KIPP King Collegiate High School is a public charter high school opened in 2007, named after Dr. Martin Luther King, Jr., and dedicated to getting students from low-income communities to and through college. Its stated mission is therefore “… to prepare students to live inspired and ethical lives by developing within them extraordinary academic skills, a life-long passion for learning, and the resolve to change their own lives and the world around them through acts of excellence, justice, humanity, and courage.” Its current enrollment of 620 students shows its diverse demographics: 49% Latino, 27% Asian/Pacific Islander, 15% African American, and 9% Other. Of these, 62% qualify for federal free or reduced-price meals.
Overcoming its challenges, KIPP King Collegiate produces an outstanding academic record for its students: English test scores 59% above state average, Math test scores 42% above state average, 4-year graduation of 92% vs 82% state average, and 87% of its students meet UC/CSU entrance requirements vs. 43% state average. That is very impressive!
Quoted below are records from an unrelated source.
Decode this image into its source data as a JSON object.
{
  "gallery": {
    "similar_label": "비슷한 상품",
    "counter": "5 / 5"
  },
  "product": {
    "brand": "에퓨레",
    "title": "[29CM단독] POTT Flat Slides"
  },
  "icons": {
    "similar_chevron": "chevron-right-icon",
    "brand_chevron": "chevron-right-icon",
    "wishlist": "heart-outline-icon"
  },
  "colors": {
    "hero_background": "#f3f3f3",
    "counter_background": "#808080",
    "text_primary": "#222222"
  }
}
As part of the World History course Holocaust and Human Behavior, teacher Nora Gannon organized my visit and presentation to her 10th graders and prepared them for it with an impressive hand-out: a 5-page “Holocaust Survivor Visit Preparation” which included a full page of specific and excellent guidance for the students; a short bio on me with an explanation of “Hidden Children”; a map of Jewish ghettos which the Nazis established in Europe; a map of Nazi extermination camps; a map of the Warsaw ghetto; photos from the Warsaw ghetto; and a whole page of possible questions the students might want to ask me. That is truly an excellent preparation! Jack Weinstein of Facing History and Ourselves arranged my visit to KIPP King Collegiate and gave an excellent introduction to my presentation.